Posts Tagged ‘Reinvestment’

December 10, 2013 · by pcriadmin · PCRI

Portland Community Reinvestment Initiatives (PCRI) believes investing in disadvantaged communities is one of the best ways to break the cycle of poverty.  This fall, PCRI did exactly that: 22 affordable rental homes in North and Northeast Portland will have new roofs, fresh paint and new sidewalks by the end of 2013 thanks to a workforce training program operated by local non-profit Native American Youth and Family Center (NAYA) and several minority-owned contractors.

PCRI spent more than $112,000 on improvements for the homes, with over 90% of the work performed by local, minority-owned and non-profit contractors.  The improvements ensure the long-term durability and safety of the homes for the low-income families who live in them and further PCRI’s long-standing goals to provide opportunity for small, local businesses and minority-owned firms.

“These aren’t just investments in a few homes, they are investments in the strength and livability of our community,” said Maxine Fitzpatrick, PCRI Executive Director.  “’Community Reinvestment’ is part of our name as well as an important part of how we do business.”

For the capital improvement projects, PCRI sought businesses with whom the organization had existing relationships such as NAYA Construction Services.  NAYA’s construction workforce training program trains low-income Native Americans with essential skills for living wage construction jobs.

“Our job is to care for our people and invest in our community. These building improvements mean a safer, more secure residence for people who need it, and increased opportunity for the minority-owned-and-operated contractors doing the work,” said Matt Morton, Squaxin Island Tribe, NAYA Family Center Executive Director.

PCRI also used these capital improvement projects to connect with contractors the organization had not previously used.  The Oregon Association of Minority Entrepreneurs (OAME) and Portland’s Metropolitan Contractor Improvement Project (MCIP) were especially instrumental, connecting PCRI with local minority businesses for this and future projects.

PCRI is continually improving its portfolio of 700 affordable housing units, including single-family homes, small plexes, and community apartments.  Contractors who are interested in participating in future improvement projects should contact Jordan Allen, Maintenance Administrator, for more information.

June 8, 2012 · by pcriadmin · Featured, PCRI

A recent series of articles in The Oregonian titled “Locked Out” has reignited discussion about public investment (and disinvestment) in fair and affordable housing, concentrations of poverty and communities of color, as well as issues of gentrification and displacement.

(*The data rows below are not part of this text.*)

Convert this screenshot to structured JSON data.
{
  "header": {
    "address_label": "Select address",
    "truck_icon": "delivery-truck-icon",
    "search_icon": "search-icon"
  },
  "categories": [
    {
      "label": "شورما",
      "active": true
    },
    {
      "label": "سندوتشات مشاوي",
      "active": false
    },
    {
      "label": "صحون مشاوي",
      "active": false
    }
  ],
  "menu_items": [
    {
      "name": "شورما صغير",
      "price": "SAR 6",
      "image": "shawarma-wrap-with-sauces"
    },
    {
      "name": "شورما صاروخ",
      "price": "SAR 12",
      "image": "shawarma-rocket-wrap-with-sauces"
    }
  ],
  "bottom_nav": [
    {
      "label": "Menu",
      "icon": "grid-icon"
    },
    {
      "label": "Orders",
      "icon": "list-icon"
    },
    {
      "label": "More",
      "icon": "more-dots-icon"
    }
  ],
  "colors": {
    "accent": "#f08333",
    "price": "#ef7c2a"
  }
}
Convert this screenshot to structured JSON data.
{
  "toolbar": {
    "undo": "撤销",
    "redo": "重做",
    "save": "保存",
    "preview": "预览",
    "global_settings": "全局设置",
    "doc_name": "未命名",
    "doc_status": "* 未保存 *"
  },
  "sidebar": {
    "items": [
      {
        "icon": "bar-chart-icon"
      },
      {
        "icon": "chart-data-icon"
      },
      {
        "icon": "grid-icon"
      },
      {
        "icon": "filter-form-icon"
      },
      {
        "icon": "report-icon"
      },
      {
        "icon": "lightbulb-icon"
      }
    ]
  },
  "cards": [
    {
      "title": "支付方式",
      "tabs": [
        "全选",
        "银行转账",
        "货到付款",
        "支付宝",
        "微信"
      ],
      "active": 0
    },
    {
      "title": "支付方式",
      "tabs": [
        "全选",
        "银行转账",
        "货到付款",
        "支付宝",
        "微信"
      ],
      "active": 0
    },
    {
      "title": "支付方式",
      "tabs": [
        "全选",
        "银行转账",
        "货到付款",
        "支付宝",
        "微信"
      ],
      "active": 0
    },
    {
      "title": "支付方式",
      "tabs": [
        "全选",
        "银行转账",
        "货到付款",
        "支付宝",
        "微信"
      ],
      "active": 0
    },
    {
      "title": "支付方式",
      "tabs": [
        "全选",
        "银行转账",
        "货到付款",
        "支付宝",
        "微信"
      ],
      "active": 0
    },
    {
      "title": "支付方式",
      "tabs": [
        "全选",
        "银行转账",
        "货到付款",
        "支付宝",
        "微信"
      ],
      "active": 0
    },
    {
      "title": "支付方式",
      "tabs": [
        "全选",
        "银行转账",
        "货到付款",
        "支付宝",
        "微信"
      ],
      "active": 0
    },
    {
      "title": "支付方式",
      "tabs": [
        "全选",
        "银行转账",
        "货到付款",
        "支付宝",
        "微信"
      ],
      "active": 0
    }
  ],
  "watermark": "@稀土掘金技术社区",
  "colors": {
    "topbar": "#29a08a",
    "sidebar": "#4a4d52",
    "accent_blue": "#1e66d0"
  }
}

PCRI applauds efforts to increase awareness and discussion about these issues. Safe, decent and affordable housing can have a profound impact on the health and well-being of the home’s residents and for the community as a whole. Furthermore, culturally competent services provided by PCRI and other community development organizations give residents invaluable tools and support to build stability and self-sufficiency so that these affordable homes can be available in the future to other families who need a hand up.

Unfortunately, while public policy and investment have spurred improvements in many now-desirable Portland-area neighborhoods, many former residents of these neighborhoods have been priced out. The “Locked Out” series serves as evidence that policies and investments that have benefited some residents have not done enough to preserve diverse neighborhoods, prevent institutionalized inequality and displacement, or ensure all families have equal access to quality schools, efficient public transportation or affordable housing near their places of work and community support.

For 20 years, PCRI has invested and reinvested in our community, providing a unique variety of single-family homes, small multi-plexes and community apartments in 30 of Portland’s 95 neighborhoods. We are proud of the benefits our homes provide: PCRI residents are assured a stable and affordable home without fear of displacement by rising rents or changes in ownership; the community also benefits by avoiding concentrations of poverty and ensuring stability of those who work and attend school in the area.

The challenges of displacement, diversity and inclusion identified in the Oregonian’s series are significant, but they can be overcome with thoughtful, proactive, and inclusive policies and investments. You can help by making your voice heard and being educated on the issues.

Here’s what you can do:

1) Make your voice heard: call or write your representatives to let them know where fair and affordable housing is needed.
Portland’s Mayor and City Commissioners represent all Portland residents. Nick Fish is Portland’s housing commissioner.
—To find out who your representative is in the Oregon State Legislature, check here.
—East Portland is represented in the United States Congress by Earl Blumenauer. Contact him here. If you don’t know who your representative is, here.

2) Learn more:

  1. The Oregonian’s four-part report is available on OregonLive.
  2. To learn more about gentrification and housing in North/Northeast Portland, read The Skanners special report.
  3. For more in-depth knowledge, please see the Coalition of Communities of Color.
  4. You can learn about the history of community disinvestment in Albina in an article by Karen Gibson, PCRIs Board President.

3) Please consider supporting PCRI and our commitment to preserve diverse Portland neighborhoods as well as fulfill the Fair Housing Act.

For over 20 years PCRI has reinvested in Portland’s neighborhoods, preserved their diversity and provided tools to help low-income Portland families achieve stability and self-sufficiency.  You can contribute to PCRI here.